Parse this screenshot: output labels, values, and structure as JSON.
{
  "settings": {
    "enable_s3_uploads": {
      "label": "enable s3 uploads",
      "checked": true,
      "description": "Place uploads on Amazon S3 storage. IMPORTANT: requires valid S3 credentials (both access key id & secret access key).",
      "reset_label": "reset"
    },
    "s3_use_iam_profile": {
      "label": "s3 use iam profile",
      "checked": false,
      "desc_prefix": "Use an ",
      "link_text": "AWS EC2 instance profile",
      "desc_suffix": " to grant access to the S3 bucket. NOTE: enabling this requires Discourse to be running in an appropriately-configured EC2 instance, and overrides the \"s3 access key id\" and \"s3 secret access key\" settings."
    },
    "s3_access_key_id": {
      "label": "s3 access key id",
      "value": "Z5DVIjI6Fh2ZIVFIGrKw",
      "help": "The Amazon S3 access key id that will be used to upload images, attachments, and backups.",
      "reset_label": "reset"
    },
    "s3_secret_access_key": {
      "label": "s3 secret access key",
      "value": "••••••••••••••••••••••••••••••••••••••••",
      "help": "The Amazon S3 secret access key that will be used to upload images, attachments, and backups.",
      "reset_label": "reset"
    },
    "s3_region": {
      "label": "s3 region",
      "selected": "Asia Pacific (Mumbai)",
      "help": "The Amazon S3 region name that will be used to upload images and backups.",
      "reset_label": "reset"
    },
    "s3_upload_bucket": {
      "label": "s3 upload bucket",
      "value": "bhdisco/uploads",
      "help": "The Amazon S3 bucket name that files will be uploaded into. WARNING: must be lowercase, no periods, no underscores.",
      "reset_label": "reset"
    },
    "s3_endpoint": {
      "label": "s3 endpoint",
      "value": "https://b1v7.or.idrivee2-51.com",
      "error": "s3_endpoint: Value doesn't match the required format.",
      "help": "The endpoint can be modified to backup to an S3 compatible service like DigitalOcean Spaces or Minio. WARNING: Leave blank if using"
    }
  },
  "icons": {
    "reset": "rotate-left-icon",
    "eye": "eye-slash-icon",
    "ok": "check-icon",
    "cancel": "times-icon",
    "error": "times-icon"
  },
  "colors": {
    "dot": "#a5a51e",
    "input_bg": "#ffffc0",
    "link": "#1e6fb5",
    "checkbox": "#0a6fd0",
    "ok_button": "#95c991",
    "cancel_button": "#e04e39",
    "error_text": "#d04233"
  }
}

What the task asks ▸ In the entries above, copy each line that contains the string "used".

Written solution ▸
      "help": "The Amazon S3 access key id that will be used to upload images, attachments, and backups.",
      "help": "The Amazon S3 secret access key that will be used to upload images, attachments, and backups.",
      "help": "The Amazon S3 region name that will be used to upload images and backups.",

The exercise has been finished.